- [RECORDS FOR THE TASK]:
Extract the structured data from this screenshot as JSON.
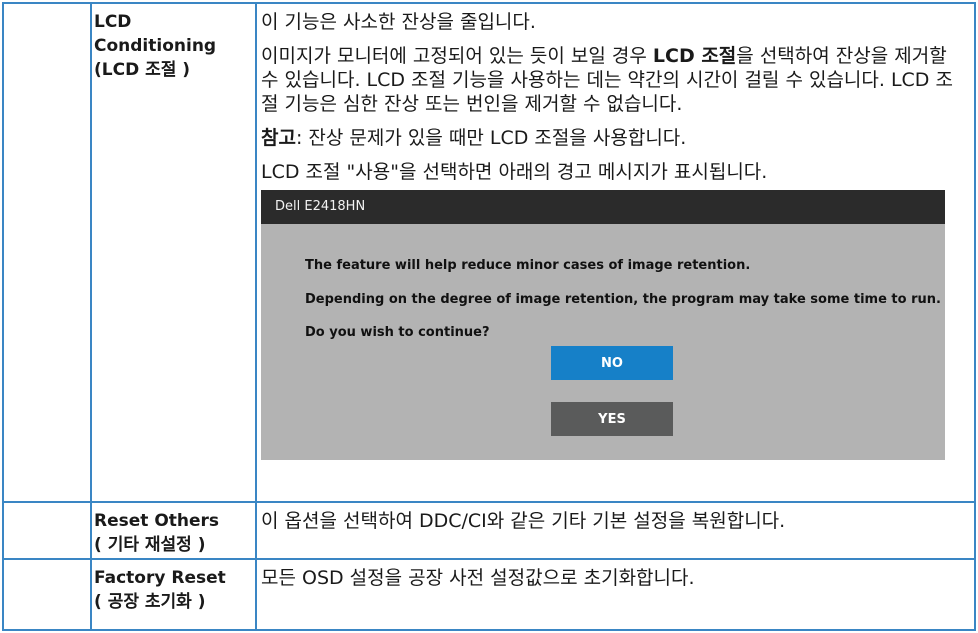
{
  "rows": [
    {
      "label_en": [
        "LCD",
        "Conditioning",
        "(LCD 조절 )"
      ],
      "paragraphs": [
        "이 기능은 사소한 잔상을 줄입니다.",
        "이미지가 모니터에 고정되어 있는 듯이 보일 경우 ",
        "LCD 조절",
        "을 선택하여 잔상을 제거할 수 있습니다. LCD 조절 기능을 사용하는 데는 약간의 시간이 걸릴 수 있습니다. LCD 조절 기능은 심한 잔상 또는 번인을 제거할 수 없습니다.",
        "참고",
        ": 잔상 문제가 있을 때만 LCD 조절을 사용합니다.",
        "LCD 조절 \"사용\"을 선택하면 아래의 경고 메시지가 표시됩니다."
      ],
      "osd": {
        "title": "Dell E2418HN",
        "line1": "The feature will help reduce minor cases of image retention.",
        "line2": "Depending on the degree of image retention, the program may take some time to run.",
        "line3": "Do you wish to continue?",
        "no_label": "NO",
        "yes_label": "YES"
      }
    },
    {
      "label_en": "Reset Others",
      "label_ko": "( 기타 재설정 )",
      "desc": "이 옵션을 선택하여 DDC/CI와 같은 기타 기본 설정을 복원합니다."
    },
    {
      "label_en": "Factory Reset",
      "label_ko": "( 공장 초기화 )",
      "desc": "모든 OSD 설정을 공장 사전 설정값으로 초기화합니다."
    }
  ],
  "colors": {
    "border": "#3a86c4",
    "osd_bg": "#b3b3b3",
    "osd_bar": "#2b2b2b",
    "no_button": "#1680c8",
    "yes_button": "#5a5b5b"
  }
}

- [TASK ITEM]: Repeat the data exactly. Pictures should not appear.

- [ANSWER BOX]:
Extract the structured data from this screenshot as JSON.
{
  "rows": [
    {
      "label_en": [
        "LCD",
        "Conditioning",
        "(LCD 조절 )"
      ],
      "paragraphs": [
        "이 기능은 사소한 잔상을 줄입니다.",
        "이미지가 모니터에 고정되어 있는 듯이 보일 경우 ",
        "LCD 조절",
        "을 선택하여 잔상을 제거할 수 있습니다. LCD 조절 기능을 사용하는 데는 약간의 시간이 걸릴 수 있습니다. LCD 조절 기능은 심한 잔상 또는 번인을 제거할 수 없습니다.",
        "참고",
        ": 잔상 문제가 있을 때만 LCD 조절을 사용합니다.",
        "LCD 조절 \"사용\"을 선택하면 아래의 경고 메시지가 표시됩니다."
      ],
      "osd": {
        "title": "Dell E2418HN",
        "line1": "The feature will help reduce minor cases of image retention.",
        "line2": "Depending on the degree of image retention, the program may take some time to run.",
        "line3": "Do you wish to continue?",
        "no_label": "NO",
        "yes_label": "YES"
      }
    },
    {
      "label_en": "Reset Others",
      "label_ko": "( 기타 재설정 )",
      "desc": "이 옵션을 선택하여 DDC/CI와 같은 기타 기본 설정을 복원합니다."
    },
    {
      "label_en": "Factory Reset",
      "label_ko": "( 공장 초기화 )",
      "desc": "모든 OSD 설정을 공장 사전 설정값으로 초기화합니다."
    }
  ],
  "colors": {
    "border": "#3a86c4",
    "osd_bg": "#b3b3b3",
    "osd_bar": "#2b2b2b",
    "no_button": "#1680c8",
    "yes_button": "#5a5b5b"
  }
}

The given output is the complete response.